*The task*
Return every line from the records below in which the word "Перевела" is found.

*Dataset records*
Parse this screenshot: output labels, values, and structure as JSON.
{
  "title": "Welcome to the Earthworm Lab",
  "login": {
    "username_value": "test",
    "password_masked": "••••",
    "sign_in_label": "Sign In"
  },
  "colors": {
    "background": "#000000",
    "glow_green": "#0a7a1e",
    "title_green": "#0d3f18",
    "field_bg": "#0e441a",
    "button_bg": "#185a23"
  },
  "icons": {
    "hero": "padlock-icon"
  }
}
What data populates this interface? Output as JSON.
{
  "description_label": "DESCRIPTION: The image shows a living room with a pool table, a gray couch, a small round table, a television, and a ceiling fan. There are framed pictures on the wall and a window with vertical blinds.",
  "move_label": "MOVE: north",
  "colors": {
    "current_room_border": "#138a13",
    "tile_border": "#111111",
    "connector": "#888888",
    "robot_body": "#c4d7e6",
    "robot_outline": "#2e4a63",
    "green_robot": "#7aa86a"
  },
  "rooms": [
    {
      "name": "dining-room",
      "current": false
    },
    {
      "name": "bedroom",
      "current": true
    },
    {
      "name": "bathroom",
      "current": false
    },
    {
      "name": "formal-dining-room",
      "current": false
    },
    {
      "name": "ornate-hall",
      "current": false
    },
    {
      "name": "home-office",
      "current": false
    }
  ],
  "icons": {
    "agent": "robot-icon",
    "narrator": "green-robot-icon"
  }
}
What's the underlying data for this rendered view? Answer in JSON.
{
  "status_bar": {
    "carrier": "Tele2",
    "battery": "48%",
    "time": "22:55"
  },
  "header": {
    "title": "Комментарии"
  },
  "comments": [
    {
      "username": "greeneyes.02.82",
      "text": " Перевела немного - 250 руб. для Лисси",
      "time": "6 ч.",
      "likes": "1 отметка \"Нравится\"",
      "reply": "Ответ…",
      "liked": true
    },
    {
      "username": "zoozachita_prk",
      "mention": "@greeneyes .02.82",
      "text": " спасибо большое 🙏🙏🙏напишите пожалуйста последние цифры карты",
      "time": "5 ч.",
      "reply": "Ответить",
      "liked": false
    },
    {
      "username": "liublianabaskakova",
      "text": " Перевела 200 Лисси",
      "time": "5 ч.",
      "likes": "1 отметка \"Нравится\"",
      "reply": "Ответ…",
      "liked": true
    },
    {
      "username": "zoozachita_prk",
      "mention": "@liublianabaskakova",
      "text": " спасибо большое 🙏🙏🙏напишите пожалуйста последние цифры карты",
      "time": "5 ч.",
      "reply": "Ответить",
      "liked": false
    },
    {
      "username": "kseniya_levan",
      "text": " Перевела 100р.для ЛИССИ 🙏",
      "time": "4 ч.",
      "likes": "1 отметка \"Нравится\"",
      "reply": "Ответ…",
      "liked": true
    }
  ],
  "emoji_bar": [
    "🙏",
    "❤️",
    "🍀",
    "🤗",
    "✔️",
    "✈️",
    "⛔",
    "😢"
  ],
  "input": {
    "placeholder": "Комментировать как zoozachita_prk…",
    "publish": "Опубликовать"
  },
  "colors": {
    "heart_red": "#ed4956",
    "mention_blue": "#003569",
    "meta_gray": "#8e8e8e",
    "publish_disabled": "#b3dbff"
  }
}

*Exercise response*
      "text": " Перевела немного - 250 руб. для Лисси",
      "text": " Перевела 200 Лисси",
      "text": " Перевела 100р.для ЛИССИ 🙏",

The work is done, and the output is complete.